Gutachter:Prof. Dr. Jörg Enderlein
Gutachter:Dr. Andreas Neef
EnglischA mechanistic understanding of biological function requires a quantitative determination of macromolecular subunit architecture and interaction. Optical microscopy and spectroscopy provide a noninvasive method to characterize the stoichiometric ratios of molecular complexes. Though target-bound fluorescence labeling techniques can help to detect single molecules, counting molecules in a molecular complex remains challenging. In solution, diffusion limits the observation times of single molecules and, thus reduces the number of detectable photons. Current methods have limited resolving power or are constrained by a complex experimental configuration. Therefore, they are not able to precisely quantify the number of labeled fluorophores. In this dissertation, I first explore the ability of photon antibunching to probe molecular stoichiometry in solution. The underlying theoretical model is elucidated and subsequently applied to samples of different labeling stoichiometry. It enables determining the average number of emitters per molecular complex. In the second part of my thesis, to obtain the full distribution of species with a particular number of fluorescent labels, another method is developed. It is based on molecular brightness analysis using imaging-based photon counting histograms. This is assisted by a nanofluidic device that enables direct imaging of diffusing molecules with extended observation time. I performed a systematic study of the experimental conditions which guarantee an optimal performance of this method. The capability of correctly determining distributions of stoichiometries of molecular mixtures is verified by both simulation and measurements of small molecules. The nanofluidics system allows both single-molecule detection and manipulation under microscopic imaging, which is simple and implementation-friendly.

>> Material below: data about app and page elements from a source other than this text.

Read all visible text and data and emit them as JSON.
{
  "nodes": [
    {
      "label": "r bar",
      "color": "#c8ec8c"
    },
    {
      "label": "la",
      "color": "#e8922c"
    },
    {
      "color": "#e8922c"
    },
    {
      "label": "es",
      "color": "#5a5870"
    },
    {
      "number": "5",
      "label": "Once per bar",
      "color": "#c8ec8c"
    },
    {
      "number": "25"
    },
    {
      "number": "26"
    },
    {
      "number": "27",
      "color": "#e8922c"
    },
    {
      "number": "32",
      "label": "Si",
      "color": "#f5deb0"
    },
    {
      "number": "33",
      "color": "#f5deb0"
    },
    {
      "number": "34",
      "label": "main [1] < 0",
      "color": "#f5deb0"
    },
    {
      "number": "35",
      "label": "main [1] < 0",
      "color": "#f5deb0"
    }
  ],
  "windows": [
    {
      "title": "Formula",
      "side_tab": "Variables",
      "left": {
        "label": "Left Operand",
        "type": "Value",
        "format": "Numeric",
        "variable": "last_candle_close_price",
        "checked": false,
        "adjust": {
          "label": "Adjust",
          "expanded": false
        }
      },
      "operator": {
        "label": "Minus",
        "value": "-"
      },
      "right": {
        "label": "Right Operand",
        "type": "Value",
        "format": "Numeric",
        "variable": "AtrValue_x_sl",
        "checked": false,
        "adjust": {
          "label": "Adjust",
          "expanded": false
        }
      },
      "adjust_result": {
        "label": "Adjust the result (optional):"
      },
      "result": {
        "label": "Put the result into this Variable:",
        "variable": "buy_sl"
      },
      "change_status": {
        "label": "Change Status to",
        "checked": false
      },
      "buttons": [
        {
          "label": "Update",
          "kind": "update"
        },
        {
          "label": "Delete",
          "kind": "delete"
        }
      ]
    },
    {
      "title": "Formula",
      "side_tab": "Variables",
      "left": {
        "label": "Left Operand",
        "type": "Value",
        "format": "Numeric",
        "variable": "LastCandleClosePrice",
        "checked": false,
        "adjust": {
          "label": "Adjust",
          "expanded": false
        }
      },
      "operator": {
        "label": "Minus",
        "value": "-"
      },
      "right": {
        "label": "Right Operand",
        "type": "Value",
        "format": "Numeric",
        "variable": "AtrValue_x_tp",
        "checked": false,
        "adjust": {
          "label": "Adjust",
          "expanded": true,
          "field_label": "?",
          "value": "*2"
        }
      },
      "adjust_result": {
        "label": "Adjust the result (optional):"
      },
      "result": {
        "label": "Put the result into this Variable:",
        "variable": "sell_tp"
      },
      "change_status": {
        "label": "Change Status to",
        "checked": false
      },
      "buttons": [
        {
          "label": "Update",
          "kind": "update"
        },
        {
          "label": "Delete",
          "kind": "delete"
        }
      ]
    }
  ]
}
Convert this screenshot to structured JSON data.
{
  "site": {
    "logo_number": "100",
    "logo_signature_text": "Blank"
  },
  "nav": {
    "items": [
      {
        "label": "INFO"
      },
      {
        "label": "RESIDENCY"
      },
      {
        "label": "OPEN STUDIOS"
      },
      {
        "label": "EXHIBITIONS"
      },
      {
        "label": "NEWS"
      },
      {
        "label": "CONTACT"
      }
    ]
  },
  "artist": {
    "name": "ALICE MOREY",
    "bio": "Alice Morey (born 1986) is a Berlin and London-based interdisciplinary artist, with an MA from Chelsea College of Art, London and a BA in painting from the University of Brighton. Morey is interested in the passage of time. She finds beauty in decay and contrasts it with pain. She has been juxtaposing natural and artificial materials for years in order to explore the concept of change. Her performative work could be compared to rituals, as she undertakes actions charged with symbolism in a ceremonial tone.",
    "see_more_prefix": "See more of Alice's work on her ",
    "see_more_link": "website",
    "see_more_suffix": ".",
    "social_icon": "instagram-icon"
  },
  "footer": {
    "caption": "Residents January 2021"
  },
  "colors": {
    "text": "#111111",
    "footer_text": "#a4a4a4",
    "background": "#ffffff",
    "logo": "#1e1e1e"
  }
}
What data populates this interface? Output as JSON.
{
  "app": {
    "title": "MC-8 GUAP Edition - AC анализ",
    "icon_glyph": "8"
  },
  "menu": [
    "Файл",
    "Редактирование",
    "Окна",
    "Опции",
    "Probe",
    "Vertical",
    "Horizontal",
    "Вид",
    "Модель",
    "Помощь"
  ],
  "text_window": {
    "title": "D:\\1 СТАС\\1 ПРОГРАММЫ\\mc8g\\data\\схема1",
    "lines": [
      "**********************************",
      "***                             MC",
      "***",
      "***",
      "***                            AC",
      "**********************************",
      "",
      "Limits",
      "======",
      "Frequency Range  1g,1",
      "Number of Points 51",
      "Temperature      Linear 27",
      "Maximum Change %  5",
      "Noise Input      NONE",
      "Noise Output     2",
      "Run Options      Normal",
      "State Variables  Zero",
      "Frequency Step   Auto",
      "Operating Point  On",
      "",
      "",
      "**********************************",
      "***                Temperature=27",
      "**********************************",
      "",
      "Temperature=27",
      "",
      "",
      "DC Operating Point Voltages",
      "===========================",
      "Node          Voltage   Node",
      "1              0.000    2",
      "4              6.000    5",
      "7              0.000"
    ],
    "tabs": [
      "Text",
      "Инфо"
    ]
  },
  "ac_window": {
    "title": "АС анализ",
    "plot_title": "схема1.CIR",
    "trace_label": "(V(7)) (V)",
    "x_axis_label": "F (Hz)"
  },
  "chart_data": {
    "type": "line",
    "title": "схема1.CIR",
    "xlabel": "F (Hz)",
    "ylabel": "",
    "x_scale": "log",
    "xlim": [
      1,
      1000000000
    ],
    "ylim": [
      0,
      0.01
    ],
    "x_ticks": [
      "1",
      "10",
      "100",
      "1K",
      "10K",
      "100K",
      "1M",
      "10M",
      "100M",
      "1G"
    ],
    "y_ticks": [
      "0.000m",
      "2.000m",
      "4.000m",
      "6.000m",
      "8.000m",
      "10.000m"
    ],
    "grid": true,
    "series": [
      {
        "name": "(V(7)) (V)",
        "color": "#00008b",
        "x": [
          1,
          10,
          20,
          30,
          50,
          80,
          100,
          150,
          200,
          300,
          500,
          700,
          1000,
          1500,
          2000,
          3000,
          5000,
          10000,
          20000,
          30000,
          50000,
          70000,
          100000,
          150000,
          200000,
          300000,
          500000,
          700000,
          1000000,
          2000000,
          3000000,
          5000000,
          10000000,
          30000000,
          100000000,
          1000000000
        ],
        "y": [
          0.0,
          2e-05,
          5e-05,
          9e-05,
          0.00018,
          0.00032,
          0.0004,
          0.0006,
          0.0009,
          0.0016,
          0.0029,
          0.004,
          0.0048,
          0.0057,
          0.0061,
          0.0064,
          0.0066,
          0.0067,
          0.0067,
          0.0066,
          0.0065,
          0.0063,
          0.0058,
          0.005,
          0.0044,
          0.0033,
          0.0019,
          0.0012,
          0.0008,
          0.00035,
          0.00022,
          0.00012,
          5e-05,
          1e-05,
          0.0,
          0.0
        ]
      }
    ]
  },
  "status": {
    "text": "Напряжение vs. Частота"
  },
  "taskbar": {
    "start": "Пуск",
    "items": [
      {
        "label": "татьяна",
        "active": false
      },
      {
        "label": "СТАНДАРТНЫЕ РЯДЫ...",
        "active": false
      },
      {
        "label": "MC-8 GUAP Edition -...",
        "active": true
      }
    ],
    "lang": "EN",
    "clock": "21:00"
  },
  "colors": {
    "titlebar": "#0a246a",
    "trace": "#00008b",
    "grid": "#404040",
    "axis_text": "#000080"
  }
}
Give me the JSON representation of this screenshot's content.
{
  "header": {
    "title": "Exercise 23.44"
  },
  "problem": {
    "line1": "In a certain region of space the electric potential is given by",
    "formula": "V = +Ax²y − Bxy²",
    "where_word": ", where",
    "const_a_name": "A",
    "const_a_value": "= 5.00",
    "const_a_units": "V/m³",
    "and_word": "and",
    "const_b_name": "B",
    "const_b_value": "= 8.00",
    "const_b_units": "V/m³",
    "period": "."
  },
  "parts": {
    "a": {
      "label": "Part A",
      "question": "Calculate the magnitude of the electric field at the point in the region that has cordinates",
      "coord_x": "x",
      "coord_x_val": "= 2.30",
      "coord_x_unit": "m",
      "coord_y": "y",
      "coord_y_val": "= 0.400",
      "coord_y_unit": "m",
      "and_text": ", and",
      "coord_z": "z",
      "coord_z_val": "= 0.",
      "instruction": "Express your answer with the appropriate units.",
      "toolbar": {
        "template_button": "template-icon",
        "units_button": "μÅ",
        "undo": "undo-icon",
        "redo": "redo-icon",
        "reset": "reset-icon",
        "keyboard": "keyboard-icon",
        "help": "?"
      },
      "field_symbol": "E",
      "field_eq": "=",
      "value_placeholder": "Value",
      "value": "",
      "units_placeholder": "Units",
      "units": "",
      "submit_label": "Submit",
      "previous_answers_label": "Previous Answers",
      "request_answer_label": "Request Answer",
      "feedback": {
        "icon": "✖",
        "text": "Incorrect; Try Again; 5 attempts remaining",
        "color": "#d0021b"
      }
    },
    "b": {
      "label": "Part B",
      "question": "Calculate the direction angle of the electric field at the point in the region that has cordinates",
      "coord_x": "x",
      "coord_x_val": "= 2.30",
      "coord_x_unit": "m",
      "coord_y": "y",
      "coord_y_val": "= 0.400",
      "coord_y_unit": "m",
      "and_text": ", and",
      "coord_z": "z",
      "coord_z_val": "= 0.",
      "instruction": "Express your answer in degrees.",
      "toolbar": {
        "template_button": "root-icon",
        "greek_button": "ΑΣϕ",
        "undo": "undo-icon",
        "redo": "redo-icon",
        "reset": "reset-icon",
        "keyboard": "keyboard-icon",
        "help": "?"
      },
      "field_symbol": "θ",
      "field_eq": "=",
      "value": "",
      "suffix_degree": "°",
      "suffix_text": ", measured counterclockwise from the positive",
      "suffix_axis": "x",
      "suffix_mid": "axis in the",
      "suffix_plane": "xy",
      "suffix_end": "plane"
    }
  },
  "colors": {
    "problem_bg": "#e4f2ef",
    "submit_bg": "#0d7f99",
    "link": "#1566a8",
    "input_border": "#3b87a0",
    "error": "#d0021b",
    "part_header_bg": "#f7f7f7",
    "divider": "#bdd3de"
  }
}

Keywords: single-molecule fluorescence; nanofluidics; brightness analysis; molecular stoichiometry; antibunching; stroboscopic imaging